The body of a 53-year-old man who went missing on the Tongariro Alpine Crossing yesterday has been found and a rahui has been put on the track for the next three days.
The man was part of a group of four who set off from the Ketetahi end to hike the crossing at 8am on Monday, October 1.
Police said the group was together until the bushline, near Ketetahi Hut, when three of the men continued without the missing man.
Police were notified by the man’s wife at 5pm when he did not return to his vehicle and
police and LandSAR searched through blizzard conditions until after midnight. The search continued from 7am this morning with four SAR teams and a helicopter.

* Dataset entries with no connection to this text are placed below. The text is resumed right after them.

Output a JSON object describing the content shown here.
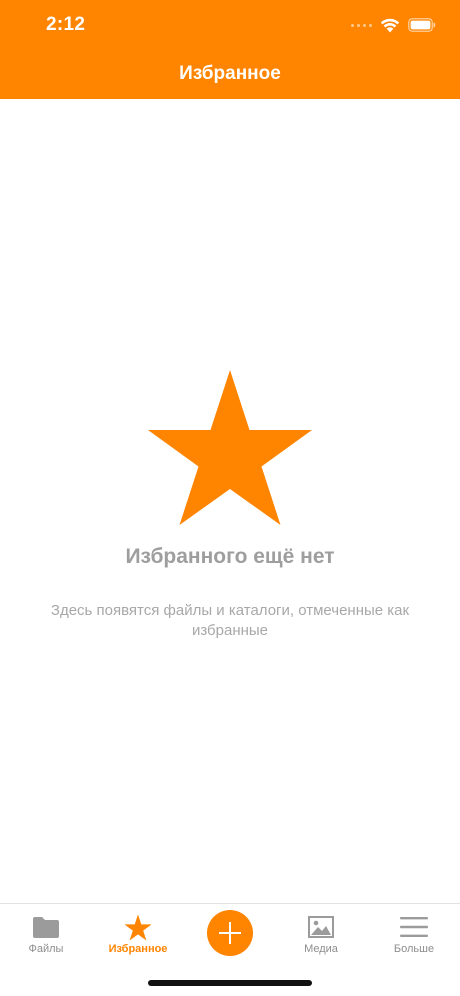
{
  "status_bar": {
    "time": "2:12"
  },
  "header": {
    "title": "Избранное"
  },
  "empty_state": {
    "icon": "star-icon",
    "title": "Избранного ещё нет",
    "description": "Здесь появятся файлы и каталоги, отмеченные как избранные"
  },
  "tabbar": {
    "items": [
      {
        "label": "Файлы",
        "icon": "folder-icon",
        "active": false
      },
      {
        "label": "Избранное",
        "icon": "star-icon",
        "active": true
      },
      {
        "label": "",
        "icon": "plus-icon",
        "active": false
      },
      {
        "label": "Медиа",
        "icon": "image-icon",
        "active": false
      },
      {
        "label": "Больше",
        "icon": "menu-icon",
        "active": false
      }
    ]
  },
  "colors": {
    "accent": "#ff8400",
    "inactive": "#8e8e8e",
    "empty_text": "#9e9e9e"
  }
}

National Park senior constable Conrad Smith said the man was found on Red Crater ridge, below the summit of Red Crater, at over 1700m.

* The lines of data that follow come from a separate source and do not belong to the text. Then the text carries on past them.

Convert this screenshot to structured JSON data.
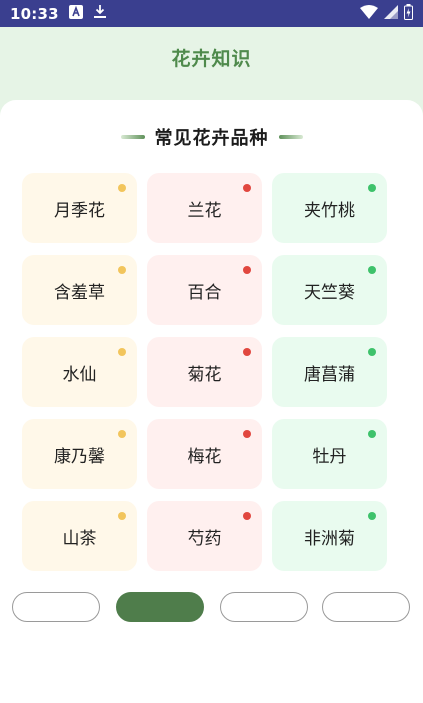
{
  "status_bar": {
    "time": "10:33",
    "left_icons": [
      "notification-a-icon",
      "download-icon"
    ],
    "right_icons": [
      "wifi-icon",
      "signal-icon",
      "battery-icon"
    ]
  },
  "header": {
    "title": "花卉知识"
  },
  "section": {
    "title": "常见花卉品种"
  },
  "flowers": [
    {
      "name": "月季花",
      "theme": "yellow",
      "dot_color": "#f2c55c"
    },
    {
      "name": "兰花",
      "theme": "red",
      "dot_color": "#e1473f"
    },
    {
      "name": "夹竹桃",
      "theme": "green",
      "dot_color": "#3ec26b"
    },
    {
      "name": "含羞草",
      "theme": "yellow",
      "dot_color": "#f2c55c"
    },
    {
      "name": "百合",
      "theme": "red",
      "dot_color": "#e1473f"
    },
    {
      "name": "天竺葵",
      "theme": "green",
      "dot_color": "#3ec26b"
    },
    {
      "name": "水仙",
      "theme": "yellow",
      "dot_color": "#f2c55c"
    },
    {
      "name": "菊花",
      "theme": "red",
      "dot_color": "#e1473f"
    },
    {
      "name": "唐菖蒲",
      "theme": "green",
      "dot_color": "#3ec26b"
    },
    {
      "name": "康乃馨",
      "theme": "yellow",
      "dot_color": "#f2c55c"
    },
    {
      "name": "梅花",
      "theme": "red",
      "dot_color": "#e1473f"
    },
    {
      "name": "牡丹",
      "theme": "green",
      "dot_color": "#3ec26b"
    },
    {
      "name": "山茶",
      "theme": "yellow",
      "dot_color": "#f2c55c"
    },
    {
      "name": "芍药",
      "theme": "red",
      "dot_color": "#e1473f"
    },
    {
      "name": "非洲菊",
      "theme": "green",
      "dot_color": "#3ec26b"
    }
  ],
  "bottom_tabs": {
    "count": 4,
    "active_index": 1
  },
  "colors": {
    "status_bar": "#3a3f8f",
    "header_bg": "#e6f4e6",
    "title_green": "#4f8a4c",
    "active_tab": "#4f7d4b"
  }
}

Smith said conditions deteriorated throughout the day on Monday, with limited visibility, rain and snow. He said the shoulder season was often a busy time for search and rescue in the national park.
“It’s a dangerous time of year because the weather is so changeable,” Smith said.

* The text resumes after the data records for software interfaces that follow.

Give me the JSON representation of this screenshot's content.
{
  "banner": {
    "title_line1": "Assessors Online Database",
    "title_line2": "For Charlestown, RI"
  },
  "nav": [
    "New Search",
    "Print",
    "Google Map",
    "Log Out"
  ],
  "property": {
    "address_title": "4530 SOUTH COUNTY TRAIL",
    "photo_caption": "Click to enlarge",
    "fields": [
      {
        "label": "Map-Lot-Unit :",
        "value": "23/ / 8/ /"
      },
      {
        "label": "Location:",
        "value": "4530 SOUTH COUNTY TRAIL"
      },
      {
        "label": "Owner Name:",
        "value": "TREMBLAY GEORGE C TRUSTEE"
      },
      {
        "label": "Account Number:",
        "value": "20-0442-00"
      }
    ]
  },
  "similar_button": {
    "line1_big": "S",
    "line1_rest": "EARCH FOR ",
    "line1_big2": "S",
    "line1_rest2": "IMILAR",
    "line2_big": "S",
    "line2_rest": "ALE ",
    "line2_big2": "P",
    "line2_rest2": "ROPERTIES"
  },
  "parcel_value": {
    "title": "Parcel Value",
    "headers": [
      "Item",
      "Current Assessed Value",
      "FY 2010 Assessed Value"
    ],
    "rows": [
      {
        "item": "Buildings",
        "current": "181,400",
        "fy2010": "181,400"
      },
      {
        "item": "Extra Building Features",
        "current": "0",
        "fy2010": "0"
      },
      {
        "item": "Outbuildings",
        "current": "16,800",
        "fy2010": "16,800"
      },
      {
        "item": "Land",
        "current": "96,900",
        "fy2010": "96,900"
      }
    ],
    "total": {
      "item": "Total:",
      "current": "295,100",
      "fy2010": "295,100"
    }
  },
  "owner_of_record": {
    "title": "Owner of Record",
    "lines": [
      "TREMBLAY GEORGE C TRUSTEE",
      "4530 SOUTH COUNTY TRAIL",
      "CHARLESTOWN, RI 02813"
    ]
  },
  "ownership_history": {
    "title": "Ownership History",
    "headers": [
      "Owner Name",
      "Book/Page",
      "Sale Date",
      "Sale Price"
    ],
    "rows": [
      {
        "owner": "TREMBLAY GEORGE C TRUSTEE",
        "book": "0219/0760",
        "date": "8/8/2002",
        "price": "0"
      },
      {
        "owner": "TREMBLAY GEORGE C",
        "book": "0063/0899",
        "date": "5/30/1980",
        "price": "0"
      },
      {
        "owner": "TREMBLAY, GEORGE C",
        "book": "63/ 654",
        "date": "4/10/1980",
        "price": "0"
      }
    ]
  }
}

The man’s body is being recovered and carried to the Mangatepopo Road end. Smith said police are yet to determine whether he was a New Zealander or from overseas or how prepared the group were for the conditions.
It comes just three weeks before the tramping season officially opens on the crossing, which attracts about 141,000 walkers a year.
Tongariro National Park has the most search and rescue call outs of any national park in the country.
According to the Mountain Safety Council, 14 per cent of all search and rescue incidents involving trampers occurred in the national park. There were 322 rescues in park between 2010 and 2017, more than double the number of rescues in Fiordland National Park, which is the second busiest for LandSAR.